§ ENTRIES SHOWN:
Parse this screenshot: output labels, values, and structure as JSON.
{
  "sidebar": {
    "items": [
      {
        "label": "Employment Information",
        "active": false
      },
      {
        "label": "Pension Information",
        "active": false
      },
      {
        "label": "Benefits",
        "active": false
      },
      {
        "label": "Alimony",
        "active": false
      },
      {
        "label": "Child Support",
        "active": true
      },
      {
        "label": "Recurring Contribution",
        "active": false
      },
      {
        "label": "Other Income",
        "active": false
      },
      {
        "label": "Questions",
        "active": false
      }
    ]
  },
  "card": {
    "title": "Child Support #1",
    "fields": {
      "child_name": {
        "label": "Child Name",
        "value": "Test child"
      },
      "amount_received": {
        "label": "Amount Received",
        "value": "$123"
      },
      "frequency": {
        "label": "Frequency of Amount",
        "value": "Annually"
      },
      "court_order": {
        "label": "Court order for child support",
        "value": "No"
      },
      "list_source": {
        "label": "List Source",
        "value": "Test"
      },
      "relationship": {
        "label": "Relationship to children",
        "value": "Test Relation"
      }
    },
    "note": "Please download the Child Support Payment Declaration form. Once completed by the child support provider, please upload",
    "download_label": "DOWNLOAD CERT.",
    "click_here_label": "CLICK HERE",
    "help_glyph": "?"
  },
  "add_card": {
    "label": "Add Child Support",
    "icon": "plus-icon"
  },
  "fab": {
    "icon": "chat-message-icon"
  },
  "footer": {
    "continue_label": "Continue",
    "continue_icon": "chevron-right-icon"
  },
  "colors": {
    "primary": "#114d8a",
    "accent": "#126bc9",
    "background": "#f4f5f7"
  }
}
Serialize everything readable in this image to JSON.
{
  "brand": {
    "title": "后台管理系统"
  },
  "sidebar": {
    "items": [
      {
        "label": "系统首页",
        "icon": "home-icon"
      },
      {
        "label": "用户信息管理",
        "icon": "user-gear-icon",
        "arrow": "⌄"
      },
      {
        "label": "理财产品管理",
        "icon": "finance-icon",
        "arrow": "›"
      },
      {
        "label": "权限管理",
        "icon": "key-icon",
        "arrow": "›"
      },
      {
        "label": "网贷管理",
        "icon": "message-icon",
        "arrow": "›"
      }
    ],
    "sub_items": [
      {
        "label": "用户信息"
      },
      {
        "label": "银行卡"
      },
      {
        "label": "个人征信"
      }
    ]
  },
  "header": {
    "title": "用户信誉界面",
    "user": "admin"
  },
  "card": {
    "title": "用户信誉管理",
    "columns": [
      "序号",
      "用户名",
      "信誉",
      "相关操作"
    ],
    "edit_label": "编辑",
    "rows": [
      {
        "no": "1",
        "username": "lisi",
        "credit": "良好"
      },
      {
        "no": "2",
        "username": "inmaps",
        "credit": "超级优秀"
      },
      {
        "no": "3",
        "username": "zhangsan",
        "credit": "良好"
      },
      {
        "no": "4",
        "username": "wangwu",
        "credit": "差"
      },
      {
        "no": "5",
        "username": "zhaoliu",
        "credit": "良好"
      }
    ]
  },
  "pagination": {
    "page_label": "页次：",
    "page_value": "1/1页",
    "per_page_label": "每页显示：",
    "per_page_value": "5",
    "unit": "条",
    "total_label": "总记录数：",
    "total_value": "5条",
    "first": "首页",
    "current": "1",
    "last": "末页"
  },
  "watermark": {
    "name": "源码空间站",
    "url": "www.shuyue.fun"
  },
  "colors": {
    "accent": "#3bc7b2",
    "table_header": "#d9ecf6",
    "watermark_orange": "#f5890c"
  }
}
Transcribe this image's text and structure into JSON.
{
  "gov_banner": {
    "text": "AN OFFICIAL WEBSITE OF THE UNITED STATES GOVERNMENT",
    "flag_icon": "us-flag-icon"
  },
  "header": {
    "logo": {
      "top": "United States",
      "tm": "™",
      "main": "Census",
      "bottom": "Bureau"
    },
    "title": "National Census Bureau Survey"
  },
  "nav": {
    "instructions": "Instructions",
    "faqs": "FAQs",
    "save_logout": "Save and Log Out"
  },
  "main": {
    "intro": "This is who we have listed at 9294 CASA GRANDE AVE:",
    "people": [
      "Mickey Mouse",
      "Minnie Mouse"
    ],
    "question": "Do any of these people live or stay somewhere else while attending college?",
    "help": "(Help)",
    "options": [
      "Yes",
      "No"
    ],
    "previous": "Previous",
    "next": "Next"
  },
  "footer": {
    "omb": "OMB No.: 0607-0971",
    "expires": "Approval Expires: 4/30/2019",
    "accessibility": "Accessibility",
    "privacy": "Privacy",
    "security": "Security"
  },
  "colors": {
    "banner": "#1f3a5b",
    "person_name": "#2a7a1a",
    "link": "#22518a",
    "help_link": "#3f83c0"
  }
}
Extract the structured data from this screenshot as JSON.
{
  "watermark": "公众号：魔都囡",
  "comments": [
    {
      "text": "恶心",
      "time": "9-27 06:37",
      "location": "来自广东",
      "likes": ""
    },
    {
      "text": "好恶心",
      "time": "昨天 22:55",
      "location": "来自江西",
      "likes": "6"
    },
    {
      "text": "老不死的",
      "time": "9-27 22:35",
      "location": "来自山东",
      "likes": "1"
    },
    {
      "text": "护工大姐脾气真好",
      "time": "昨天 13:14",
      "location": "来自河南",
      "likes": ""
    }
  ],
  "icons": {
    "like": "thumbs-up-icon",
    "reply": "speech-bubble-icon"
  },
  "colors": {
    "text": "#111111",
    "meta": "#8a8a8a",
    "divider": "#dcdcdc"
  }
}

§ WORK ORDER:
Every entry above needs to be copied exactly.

§ TASK RESPONSE:
Parse this screenshot: output labels, values, and structure as JSON.
{
  "sidebar": {
    "items": [
      {
        "label": "Employment Information",
        "active": false
      },
      {
        "label": "Pension Information",
        "active": false
      },
      {
        "label": "Benefits",
        "active": false
      },
      {
        "label": "Alimony",
        "active": false
      },
      {
        "label": "Child Support",
        "active": true
      },
      {
        "label": "Recurring Contribution",
        "active": false
      },
      {
        "label": "Other Income",
        "active": false
      },
      {
        "label": "Questions",
        "active": false
      }
    ]
  },
  "card": {
    "title": "Child Support #1",
    "fields": {
      "child_name": {
        "label": "Child Name",
        "value": "Test child"
      },
      "amount_received": {
        "label": "Amount Received",
        "value": "$123"
      },
      "frequency": {
        "label": "Frequency of Amount",
        "value": "Annually"
      },
      "court_order": {
        "label": "Court order for child support",
        "value": "No"
      },
      "list_source": {
        "label": "List Source",
        "value": "Test"
      },
      "relationship": {
        "label": "Relationship to children",
        "value": "Test Relation"
      }
    },
    "note": "Please download the Child Support Payment Declaration form. Once completed by the child support provider, please upload",
    "download_label": "DOWNLOAD CERT.",
    "click_here_label": "CLICK HERE",
    "help_glyph": "?"
  },
  "add_card": {
    "label": "Add Child Support",
    "icon": "plus-icon"
  },
  "fab": {
    "icon": "chat-message-icon"
  },
  "footer": {
    "continue_label": "Continue",
    "continue_icon": "chevron-right-icon"
  },
  "colors": {
    "primary": "#114d8a",
    "accent": "#126bc9",
    "background": "#f4f5f7"
  }
}
Serialize everything readable in this image to JSON.
{
  "brand": {
    "title": "后台管理系统"
  },
  "sidebar": {
    "items": [
      {
        "label": "系统首页",
        "icon": "home-icon"
      },
      {
        "label": "用户信息管理",
        "icon": "user-gear-icon",
        "arrow": "⌄"
      },
      {
        "label": "理财产品管理",
        "icon": "finance-icon",
        "arrow": "›"
      },
      {
        "label": "权限管理",
        "icon": "key-icon",
        "arrow": "›"
      },
      {
        "label": "网贷管理",
        "icon": "message-icon",
        "arrow": "›"
      }
    ],
    "sub_items": [
      {
        "label": "用户信息"
      },
      {
        "label": "银行卡"
      },
      {
        "label": "个人征信"
      }
    ]
  },
  "header": {
    "title": "用户信誉界面",
    "user": "admin"
  },
  "card": {
    "title": "用户信誉管理",
    "columns": [
      "序号",
      "用户名",
      "信誉",
      "相关操作"
    ],
    "edit_label": "编辑",
    "rows": [
      {
        "no": "1",
        "username": "lisi",
        "credit": "良好"
      },
      {
        "no": "2",
        "username": "inmaps",
        "credit": "超级优秀"
      },
      {
        "no": "3",
        "username": "zhangsan",
        "credit": "良好"
      },
      {
        "no": "4",
        "username": "wangwu",
        "credit": "差"
      },
      {
        "no": "5",
        "username": "zhaoliu",
        "credit": "良好"
      }
    ]
  },
  "pagination": {
    "page_label": "页次：",
    "page_value": "1/1页",
    "per_page_label": "每页显示：",
    "per_page_value": "5",
    "unit": "条",
    "total_label": "总记录数：",
    "total_value": "5条",
    "first": "首页",
    "current": "1",
    "last": "末页"
  },
  "watermark": {
    "name": "源码空间站",
    "url": "www.shuyue.fun"
  },
  "colors": {
    "accent": "#3bc7b2",
    "table_header": "#d9ecf6",
    "watermark_orange": "#f5890c"
  }
}
Transcribe this image's text and structure into JSON.
{
  "gov_banner": {
    "text": "AN OFFICIAL WEBSITE OF THE UNITED STATES GOVERNMENT",
    "flag_icon": "us-flag-icon"
  },
  "header": {
    "logo": {
      "top": "United States",
      "tm": "™",
      "main": "Census",
      "bottom": "Bureau"
    },
    "title": "National Census Bureau Survey"
  },
  "nav": {
    "instructions": "Instructions",
    "faqs": "FAQs",
    "save_logout": "Save and Log Out"
  },
  "main": {
    "intro": "This is who we have listed at 9294 CASA GRANDE AVE:",
    "people": [
      "Mickey Mouse",
      "Minnie Mouse"
    ],
    "question": "Do any of these people live or stay somewhere else while attending college?",
    "help": "(Help)",
    "options": [
      "Yes",
      "No"
    ],
    "previous": "Previous",
    "next": "Next"
  },
  "footer": {
    "omb": "OMB No.: 0607-0971",
    "expires": "Approval Expires: 4/30/2019",
    "accessibility": "Accessibility",
    "privacy": "Privacy",
    "security": "Security"
  },
  "colors": {
    "banner": "#1f3a5b",
    "person_name": "#2a7a1a",
    "link": "#22518a",
    "help_link": "#3f83c0"
  }
}
Extract the structured data from this screenshot as JSON.
{
  "watermark": "公众号：魔都囡",
  "comments": [
    {
      "text": "恶心",
      "time": "9-27 06:37",
      "location": "来自广东",
      "likes": ""
    },
    {
      "text": "好恶心",
      "time": "昨天 22:55",
      "location": "来自江西",
      "likes": "6"
    },
    {
      "text": "老不死的",
      "time": "9-27 22:35",
      "location": "来自山东",
      "likes": "1"
    },
    {
      "text": "护工大姐脾气真好",
      "time": "昨天 13:14",
      "location": "来自河南",
      "likes": ""
    }
  ],
  "icons": {
    "like": "thumbs-up-icon",
    "reply": "speech-bubble-icon"
  },
  "colors": {
    "text": "#111111",
    "meta": "#8a8a8a",
    "divider": "#dcdcdc"
  }
}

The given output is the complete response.